“I do,’ he says in episode one. “But more importantly, I think they need to believe in themselves.”

There is no hope without faith for Ted Lasso, who believes every black cloud has a silver lining and every storm is just the opening act for the spectacular rainbow he is sure will follow. In fact, the first thing the new coach does when he gets to the AFC Richmond locker room is tape up a sign that reads “Believe.”

“He’s the best version of what we should be, right? The sort of person that we should aspire to,” Goldstein said. “But most people, including myself, struggle with being like that on a daily basis.”

So it was in keeping with the character that Sudeikis, who is only slightly less idealistic than the character he portrays, would turn Sunday’s Golden Globes into a teaching moment by referencing Leo Tolstoy’s “Three Questions,” a parable he said he is reading to his 6-year-old son.


“In my humble opinion the best actor is the person you are acting with,” he said in an acceptance speech Ted Lasso could just as easily have given.

Eventually the pandemic will ease, if not end. Restaurants and playhouses and ballparks will reopen, but will it ever really feel normal again?

Ted Lasso has some advice about how to put those bad memories aside too. In the show’s second episode, when Sam Obisanya, a timid defender from Nigeria, makes a horrible blunder in training, the coach calls him over for a pep talk.
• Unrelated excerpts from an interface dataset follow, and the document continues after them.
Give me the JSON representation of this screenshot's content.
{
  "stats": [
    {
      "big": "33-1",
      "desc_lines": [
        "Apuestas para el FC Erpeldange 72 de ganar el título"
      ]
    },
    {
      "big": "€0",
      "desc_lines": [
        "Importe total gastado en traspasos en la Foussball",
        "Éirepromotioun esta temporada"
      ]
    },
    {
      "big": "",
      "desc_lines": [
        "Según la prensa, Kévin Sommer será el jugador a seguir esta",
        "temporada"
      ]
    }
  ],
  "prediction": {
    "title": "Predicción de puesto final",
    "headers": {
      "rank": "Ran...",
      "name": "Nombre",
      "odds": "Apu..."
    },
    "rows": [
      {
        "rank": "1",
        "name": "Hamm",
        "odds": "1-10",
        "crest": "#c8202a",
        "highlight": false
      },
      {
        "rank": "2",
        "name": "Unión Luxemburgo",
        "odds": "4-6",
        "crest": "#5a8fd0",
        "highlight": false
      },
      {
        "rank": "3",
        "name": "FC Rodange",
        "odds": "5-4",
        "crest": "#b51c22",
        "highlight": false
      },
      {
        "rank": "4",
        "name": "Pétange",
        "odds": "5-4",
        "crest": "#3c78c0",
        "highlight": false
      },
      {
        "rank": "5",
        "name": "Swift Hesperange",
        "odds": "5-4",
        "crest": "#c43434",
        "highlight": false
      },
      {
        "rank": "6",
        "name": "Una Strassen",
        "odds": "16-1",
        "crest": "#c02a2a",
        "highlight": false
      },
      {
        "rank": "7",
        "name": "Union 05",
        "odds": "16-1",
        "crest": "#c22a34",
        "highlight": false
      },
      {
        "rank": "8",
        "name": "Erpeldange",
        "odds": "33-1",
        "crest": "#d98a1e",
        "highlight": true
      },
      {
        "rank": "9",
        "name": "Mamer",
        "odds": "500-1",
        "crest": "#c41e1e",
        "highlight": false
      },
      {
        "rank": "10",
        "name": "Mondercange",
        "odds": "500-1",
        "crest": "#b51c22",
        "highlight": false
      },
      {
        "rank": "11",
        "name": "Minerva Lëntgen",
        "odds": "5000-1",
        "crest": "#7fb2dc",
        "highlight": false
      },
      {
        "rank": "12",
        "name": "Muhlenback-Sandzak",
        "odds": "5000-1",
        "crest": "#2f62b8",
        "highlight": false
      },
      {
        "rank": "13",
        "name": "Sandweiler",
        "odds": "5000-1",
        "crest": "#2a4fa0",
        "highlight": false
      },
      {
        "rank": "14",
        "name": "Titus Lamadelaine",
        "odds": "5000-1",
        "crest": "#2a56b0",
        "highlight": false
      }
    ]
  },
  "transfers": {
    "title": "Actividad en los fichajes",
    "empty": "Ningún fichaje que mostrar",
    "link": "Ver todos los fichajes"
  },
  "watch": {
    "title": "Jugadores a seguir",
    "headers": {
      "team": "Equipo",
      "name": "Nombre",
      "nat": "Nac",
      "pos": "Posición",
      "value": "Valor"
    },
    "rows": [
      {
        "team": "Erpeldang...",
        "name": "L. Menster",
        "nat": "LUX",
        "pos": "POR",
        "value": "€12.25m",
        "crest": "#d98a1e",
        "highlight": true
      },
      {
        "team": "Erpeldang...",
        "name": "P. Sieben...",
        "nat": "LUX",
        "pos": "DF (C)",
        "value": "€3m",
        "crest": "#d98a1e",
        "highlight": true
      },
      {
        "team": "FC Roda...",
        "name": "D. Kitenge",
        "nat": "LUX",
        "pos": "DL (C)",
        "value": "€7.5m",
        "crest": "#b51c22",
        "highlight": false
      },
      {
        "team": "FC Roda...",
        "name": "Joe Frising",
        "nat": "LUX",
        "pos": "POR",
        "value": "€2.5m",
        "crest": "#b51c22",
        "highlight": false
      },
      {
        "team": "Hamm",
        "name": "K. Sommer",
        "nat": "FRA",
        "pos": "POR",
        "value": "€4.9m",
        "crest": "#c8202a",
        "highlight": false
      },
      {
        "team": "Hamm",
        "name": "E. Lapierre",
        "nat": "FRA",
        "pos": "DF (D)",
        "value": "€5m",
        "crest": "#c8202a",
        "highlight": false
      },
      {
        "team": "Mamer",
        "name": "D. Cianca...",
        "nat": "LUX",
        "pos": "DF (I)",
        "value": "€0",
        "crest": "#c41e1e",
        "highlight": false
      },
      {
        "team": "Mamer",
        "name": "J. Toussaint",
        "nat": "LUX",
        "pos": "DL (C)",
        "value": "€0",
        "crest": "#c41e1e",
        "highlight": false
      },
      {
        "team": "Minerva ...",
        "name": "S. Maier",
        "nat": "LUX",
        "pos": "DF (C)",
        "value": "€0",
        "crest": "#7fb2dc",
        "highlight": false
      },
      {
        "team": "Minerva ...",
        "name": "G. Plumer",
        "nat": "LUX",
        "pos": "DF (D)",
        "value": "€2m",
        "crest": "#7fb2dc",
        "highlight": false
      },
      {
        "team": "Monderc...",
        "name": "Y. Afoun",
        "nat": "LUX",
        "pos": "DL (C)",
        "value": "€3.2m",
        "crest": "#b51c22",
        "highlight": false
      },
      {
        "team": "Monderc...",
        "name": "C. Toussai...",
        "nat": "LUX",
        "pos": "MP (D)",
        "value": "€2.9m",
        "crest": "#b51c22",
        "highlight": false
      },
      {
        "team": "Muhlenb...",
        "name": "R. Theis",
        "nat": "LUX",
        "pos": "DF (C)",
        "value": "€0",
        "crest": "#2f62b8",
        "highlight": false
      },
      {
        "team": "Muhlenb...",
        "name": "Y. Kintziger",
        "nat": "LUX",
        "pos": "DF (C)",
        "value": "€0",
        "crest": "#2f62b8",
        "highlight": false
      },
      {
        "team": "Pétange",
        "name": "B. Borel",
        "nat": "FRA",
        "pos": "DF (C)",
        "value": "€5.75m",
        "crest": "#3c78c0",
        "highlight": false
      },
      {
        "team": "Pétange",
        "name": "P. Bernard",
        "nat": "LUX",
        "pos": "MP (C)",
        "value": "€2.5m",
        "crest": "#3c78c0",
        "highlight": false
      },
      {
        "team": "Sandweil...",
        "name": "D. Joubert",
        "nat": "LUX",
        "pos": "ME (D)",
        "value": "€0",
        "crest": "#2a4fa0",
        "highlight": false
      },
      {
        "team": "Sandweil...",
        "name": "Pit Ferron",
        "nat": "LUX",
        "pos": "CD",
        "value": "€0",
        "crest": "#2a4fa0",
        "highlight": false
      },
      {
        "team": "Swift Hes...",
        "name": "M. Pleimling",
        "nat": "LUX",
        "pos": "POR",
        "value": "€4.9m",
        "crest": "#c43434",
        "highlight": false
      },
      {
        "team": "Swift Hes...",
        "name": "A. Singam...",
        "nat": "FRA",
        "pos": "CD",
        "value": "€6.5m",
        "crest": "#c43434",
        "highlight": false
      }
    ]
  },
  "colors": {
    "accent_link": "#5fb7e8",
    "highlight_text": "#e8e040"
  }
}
“Do you know what the happiest animal on earth is?” Lasso asks. “A goldfish. “It’s got a 10-second memory.

“Be a goldfish Sam.”

Good advice we can all follow.